-- PROBLEM TO WORK ON --
Go through the records and copy each line where the string "data" occurs.

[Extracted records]
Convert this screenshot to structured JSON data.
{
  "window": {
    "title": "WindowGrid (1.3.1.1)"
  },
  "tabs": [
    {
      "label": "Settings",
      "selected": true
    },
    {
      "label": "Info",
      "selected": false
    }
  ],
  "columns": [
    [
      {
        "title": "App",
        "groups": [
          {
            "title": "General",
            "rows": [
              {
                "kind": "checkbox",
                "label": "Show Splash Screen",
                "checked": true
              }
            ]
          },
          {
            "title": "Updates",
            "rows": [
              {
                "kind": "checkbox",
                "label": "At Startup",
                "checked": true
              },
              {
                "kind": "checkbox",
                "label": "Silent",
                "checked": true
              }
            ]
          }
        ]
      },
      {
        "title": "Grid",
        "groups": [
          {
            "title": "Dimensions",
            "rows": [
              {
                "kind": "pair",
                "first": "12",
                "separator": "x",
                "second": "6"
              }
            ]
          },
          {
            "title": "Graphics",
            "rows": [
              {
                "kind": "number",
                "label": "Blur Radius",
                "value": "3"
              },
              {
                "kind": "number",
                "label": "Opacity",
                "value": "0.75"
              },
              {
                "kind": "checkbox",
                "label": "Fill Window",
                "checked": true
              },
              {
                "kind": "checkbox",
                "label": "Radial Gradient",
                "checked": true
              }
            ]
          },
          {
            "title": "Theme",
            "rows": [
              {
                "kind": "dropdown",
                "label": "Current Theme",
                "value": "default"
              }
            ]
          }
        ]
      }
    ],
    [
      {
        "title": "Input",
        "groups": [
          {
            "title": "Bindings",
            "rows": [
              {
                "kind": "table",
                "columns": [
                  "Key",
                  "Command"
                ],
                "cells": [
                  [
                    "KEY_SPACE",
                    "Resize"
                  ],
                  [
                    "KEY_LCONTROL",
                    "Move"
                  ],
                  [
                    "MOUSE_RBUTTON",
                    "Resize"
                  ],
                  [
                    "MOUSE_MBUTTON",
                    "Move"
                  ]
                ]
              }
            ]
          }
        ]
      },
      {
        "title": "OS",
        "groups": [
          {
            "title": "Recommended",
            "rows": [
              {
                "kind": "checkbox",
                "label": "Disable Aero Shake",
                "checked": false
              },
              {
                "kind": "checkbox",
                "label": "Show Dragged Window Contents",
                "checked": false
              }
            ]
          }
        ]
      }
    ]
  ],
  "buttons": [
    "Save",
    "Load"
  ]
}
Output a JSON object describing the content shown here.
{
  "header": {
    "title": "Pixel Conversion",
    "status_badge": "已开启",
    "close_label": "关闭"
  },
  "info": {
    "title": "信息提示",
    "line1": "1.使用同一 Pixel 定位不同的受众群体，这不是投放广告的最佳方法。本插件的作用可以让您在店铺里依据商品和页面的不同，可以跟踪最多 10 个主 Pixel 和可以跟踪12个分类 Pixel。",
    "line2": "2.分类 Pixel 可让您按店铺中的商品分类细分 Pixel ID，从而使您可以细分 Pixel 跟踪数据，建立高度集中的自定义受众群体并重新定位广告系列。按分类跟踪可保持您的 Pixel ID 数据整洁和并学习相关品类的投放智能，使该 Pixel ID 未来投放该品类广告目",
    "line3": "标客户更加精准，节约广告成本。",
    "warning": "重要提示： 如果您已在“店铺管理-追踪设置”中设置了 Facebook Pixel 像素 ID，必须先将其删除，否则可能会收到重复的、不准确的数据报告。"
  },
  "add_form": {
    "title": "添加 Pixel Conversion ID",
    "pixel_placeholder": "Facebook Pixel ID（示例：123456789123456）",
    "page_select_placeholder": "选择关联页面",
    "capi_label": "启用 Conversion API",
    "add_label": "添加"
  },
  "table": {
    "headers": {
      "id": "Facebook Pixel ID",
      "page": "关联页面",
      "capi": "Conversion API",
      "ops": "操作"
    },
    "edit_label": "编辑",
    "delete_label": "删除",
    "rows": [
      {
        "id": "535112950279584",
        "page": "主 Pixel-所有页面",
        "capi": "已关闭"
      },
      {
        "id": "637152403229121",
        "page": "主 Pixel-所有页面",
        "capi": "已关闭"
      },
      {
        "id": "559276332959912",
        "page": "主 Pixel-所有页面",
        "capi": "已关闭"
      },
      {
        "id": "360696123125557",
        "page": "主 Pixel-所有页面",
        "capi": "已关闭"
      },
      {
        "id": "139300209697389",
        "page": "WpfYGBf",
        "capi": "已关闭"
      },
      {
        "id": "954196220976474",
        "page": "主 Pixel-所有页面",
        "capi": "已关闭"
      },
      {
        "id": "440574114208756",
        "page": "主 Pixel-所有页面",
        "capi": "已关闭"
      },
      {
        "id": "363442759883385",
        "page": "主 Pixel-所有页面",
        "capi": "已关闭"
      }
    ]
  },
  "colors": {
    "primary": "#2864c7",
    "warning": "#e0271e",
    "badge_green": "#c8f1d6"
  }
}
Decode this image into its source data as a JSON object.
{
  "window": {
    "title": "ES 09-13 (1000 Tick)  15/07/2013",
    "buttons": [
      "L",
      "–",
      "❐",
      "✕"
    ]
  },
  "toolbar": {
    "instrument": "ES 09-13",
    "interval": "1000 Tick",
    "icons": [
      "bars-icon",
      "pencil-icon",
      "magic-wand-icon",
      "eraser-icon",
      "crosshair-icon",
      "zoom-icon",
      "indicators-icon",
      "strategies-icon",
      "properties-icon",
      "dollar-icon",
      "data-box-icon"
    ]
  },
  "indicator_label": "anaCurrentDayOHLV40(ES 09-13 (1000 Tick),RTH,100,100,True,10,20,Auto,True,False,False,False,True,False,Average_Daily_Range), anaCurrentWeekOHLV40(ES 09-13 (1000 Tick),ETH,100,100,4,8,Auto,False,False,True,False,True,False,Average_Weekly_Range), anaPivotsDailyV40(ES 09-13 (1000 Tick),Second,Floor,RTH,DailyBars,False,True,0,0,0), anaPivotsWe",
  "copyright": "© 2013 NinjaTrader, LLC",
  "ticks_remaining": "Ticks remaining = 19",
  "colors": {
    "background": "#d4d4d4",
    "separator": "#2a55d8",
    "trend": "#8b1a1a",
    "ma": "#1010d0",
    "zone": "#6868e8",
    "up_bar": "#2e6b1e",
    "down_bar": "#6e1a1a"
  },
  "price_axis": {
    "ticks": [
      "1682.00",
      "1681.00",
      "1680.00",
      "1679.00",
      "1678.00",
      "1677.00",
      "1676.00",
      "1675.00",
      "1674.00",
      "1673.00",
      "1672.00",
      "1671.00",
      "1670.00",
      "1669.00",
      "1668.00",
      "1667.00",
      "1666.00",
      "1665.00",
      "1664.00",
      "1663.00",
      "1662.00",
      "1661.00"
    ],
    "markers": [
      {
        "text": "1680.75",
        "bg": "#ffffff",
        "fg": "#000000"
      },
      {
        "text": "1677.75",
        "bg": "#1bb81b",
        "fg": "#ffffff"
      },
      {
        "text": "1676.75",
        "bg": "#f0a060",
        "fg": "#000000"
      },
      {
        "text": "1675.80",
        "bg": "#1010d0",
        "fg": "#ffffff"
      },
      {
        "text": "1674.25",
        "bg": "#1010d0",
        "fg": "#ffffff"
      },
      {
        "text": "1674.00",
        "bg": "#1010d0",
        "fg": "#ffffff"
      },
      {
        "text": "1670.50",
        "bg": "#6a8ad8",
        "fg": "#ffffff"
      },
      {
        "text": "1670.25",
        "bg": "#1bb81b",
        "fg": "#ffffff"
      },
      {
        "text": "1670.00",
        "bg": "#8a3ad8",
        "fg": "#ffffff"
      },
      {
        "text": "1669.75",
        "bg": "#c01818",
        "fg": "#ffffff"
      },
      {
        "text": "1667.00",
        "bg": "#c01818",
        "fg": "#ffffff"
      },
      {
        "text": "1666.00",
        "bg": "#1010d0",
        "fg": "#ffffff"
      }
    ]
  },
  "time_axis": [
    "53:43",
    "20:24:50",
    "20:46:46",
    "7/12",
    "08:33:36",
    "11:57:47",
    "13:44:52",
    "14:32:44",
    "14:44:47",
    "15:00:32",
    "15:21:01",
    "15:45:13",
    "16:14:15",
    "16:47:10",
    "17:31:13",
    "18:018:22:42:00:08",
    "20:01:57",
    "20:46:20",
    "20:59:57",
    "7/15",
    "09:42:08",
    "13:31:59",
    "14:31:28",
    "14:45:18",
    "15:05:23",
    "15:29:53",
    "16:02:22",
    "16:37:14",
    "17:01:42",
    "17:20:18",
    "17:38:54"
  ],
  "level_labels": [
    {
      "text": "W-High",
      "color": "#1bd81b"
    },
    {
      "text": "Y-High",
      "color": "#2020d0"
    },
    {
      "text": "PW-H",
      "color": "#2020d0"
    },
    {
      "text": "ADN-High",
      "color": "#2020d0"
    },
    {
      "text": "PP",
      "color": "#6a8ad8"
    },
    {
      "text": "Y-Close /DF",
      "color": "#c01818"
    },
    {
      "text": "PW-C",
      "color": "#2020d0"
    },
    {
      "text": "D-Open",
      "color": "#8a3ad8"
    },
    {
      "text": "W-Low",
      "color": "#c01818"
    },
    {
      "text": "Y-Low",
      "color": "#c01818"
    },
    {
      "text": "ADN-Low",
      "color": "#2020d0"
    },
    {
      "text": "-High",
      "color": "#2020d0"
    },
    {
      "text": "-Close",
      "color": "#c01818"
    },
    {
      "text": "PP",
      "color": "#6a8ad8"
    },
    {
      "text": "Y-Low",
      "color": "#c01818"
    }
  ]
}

-- WRITTEN SOLUTION --
Convert this screenshot to structured JSON data.
Decode this image into its source data as a JSON object.
      "data-box-icon"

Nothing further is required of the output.